South Korea is facing pressure to let the justice system take its course, instead of protecting a diplomat accused of sexual assault in New Zealand.
A spokesman for Prime Minister Jacinda Ardern told the Herald she raised the matter with Korean President Moon Jae-in in their phone conversation last week.
"She expressed her disappointment that the Korean Government was unable to waive immunity to allow aspects of the police investigation into this matter to proceed," the spokesman said.
"The matter now rests with the Korean Government to determine any next steps."
Hongkon Kim, the former Deputy Ambassador to New Zealand is accused of three counts of indecent assault at the Wellington embassy in 2017.
The charges relate to alleged incidents involving a male staff member at the embassy.
A warrant for his arrest was issued by a Wellington District Court judge in late February.
However, Kim had pleaded not guilty to the charges and remains overseas.

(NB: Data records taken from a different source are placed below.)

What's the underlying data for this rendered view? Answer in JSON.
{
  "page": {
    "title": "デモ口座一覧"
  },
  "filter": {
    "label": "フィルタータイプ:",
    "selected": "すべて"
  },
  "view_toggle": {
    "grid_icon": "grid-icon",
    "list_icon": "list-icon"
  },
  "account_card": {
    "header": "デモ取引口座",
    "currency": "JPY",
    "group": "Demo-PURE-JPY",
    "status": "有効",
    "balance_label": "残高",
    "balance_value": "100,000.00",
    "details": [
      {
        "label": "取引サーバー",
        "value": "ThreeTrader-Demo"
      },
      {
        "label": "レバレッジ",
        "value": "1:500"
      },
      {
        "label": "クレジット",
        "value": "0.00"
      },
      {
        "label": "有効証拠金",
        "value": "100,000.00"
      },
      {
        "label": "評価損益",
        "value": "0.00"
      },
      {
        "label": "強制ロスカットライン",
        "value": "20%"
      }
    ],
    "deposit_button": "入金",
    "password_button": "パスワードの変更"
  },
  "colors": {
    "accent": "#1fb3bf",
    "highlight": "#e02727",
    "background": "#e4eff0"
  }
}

The Korean Government has so far refused to co-operate in getting him back to New Zealand to face trial, and he has instead been posted to the Philippines where he is currently serving as Consul-General.
The Ministry of Foreign Affairs and Trade said New Zealand "has made strong representation about this case" to the South Korean Embassy and the South Korean Government in Seoul, including both the Ambassador to Seoul and the South Korean Ambassador in NZ.
"We have engaged at senior levels with South Korean government officials and they are well aware of our views," an MFAT spokesman said.
The ministry became aware of the police investigation concerning Kim in August last year.
"We are sensitive to the matters raised in this case and acknowledge the distress expressed by the individual concerned," the spokesman said.
"International law is clear when it comes to issues of diplomatic conduct. All diplomats are expected to respect the laws and regulations of the country where they are posted."
The ministry sought waivers of diplomatic immunity from the South Korean Government to allow police to conduct evidential inquiries at the South Korean Embassy in Wellington in September.
"This request, conveyed to both the Ambassador in Wellington and South Korean Ministry of Foreign Affairs in Seoul, was declined," he said.
"This was a disappointing decision."
Kim left NZ in February 2018, and the MFAT spokesman said diplomatic immunity for the former diplomat no longer applied as he was no more accredited to NZ.
"NZ's position is that we expect all diplomats to follow the laws of the country there are in, to be legally accountable for their actions and to allow NZ police to conduct their investigations," the ministry spokesman said.
"We expect the same high standards of our government staff when posted there."
A source close to the victim told the Herald he remains hopeful justice will eventually be served.
He is being supported by survivors group MOSAIC, where he has reached out for help.